**HOW TO COMPLETE THIS TASK**: Locate the string "JSON" in the listing below. Copy every line where it is found.

START RECORDED DATA

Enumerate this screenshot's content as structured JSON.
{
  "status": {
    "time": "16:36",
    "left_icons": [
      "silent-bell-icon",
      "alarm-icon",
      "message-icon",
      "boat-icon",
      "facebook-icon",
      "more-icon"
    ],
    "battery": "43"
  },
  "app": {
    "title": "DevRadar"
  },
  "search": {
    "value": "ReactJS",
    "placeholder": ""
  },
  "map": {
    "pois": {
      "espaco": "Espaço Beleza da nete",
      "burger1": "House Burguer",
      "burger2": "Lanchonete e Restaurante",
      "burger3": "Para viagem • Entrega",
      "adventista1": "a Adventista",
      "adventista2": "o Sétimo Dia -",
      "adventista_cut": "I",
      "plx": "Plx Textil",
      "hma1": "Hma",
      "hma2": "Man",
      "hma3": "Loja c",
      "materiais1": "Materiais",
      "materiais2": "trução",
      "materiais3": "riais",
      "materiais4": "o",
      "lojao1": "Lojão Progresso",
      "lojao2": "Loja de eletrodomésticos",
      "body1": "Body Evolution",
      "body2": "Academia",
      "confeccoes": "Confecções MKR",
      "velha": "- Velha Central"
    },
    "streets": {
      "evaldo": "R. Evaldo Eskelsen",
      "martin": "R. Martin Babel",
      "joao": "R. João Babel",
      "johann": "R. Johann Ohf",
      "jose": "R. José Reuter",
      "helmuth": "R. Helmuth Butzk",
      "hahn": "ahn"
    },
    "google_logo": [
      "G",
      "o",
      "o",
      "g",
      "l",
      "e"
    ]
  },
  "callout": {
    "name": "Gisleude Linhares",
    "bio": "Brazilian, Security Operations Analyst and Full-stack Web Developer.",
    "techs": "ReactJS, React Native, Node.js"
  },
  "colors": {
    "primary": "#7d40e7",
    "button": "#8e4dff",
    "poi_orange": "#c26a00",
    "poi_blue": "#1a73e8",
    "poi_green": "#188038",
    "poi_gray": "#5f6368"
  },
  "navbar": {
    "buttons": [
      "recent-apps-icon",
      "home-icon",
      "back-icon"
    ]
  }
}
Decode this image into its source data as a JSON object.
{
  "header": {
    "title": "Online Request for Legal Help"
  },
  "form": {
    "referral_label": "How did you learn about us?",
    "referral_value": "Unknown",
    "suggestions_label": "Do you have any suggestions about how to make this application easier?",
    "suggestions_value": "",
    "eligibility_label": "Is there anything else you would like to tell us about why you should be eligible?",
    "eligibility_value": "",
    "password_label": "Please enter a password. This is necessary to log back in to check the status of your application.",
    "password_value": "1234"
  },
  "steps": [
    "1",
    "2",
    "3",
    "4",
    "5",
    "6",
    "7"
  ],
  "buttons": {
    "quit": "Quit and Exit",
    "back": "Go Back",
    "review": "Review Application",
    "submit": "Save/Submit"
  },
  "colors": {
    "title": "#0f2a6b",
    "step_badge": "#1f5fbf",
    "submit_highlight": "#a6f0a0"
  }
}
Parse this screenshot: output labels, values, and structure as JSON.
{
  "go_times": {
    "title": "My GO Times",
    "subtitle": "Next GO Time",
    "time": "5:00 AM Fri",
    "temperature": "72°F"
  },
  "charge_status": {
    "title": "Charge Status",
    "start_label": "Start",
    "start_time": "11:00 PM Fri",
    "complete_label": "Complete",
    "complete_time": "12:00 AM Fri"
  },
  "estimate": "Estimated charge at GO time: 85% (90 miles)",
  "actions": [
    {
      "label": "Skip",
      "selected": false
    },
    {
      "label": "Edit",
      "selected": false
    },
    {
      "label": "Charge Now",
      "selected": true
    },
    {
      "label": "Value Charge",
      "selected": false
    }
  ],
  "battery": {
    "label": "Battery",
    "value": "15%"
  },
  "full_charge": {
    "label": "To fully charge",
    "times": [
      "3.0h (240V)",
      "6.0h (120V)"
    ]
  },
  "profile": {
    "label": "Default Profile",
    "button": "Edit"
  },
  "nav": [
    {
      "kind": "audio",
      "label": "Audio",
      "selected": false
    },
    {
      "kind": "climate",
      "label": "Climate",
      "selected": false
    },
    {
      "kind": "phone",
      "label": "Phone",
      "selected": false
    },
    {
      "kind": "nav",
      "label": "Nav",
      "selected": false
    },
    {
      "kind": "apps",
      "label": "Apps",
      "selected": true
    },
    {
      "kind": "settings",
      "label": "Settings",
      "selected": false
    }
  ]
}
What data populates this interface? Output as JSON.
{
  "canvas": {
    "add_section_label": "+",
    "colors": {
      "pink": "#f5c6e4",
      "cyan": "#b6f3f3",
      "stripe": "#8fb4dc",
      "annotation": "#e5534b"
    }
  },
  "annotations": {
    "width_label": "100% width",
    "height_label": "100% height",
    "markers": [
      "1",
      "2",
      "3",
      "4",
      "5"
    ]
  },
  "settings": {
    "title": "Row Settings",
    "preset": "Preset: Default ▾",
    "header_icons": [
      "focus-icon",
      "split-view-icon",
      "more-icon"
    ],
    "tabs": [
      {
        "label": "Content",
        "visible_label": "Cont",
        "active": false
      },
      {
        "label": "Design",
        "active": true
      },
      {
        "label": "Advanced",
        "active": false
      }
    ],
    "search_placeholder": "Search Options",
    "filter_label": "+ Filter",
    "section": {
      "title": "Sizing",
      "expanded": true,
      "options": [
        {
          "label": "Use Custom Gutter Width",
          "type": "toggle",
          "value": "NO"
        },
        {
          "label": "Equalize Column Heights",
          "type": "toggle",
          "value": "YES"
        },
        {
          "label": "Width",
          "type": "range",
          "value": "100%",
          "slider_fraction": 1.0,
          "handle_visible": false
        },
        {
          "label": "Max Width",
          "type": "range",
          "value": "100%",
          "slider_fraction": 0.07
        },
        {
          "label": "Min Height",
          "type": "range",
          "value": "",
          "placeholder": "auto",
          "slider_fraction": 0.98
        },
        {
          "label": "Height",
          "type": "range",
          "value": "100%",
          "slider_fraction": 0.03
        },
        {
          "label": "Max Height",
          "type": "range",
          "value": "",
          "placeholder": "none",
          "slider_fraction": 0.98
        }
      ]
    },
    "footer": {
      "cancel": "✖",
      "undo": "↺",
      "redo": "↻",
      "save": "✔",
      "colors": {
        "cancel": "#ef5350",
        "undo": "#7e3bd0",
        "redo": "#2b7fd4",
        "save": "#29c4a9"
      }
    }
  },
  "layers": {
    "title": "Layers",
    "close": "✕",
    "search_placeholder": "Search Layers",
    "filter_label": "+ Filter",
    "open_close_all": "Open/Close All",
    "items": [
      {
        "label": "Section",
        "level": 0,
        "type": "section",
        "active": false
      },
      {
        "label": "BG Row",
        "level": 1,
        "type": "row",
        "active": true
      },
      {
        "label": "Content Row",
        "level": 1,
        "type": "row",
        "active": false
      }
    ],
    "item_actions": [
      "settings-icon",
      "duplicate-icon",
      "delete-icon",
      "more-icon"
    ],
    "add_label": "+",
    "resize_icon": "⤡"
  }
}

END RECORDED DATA

**WRITTEN ANSWER**:
Enumerate this screenshot's content as structured JSON.
Decode this image into its source data as a JSON object.
Parse this screenshot: output labels, values, and structure as JSON.
What data populates this interface? Output as JSON.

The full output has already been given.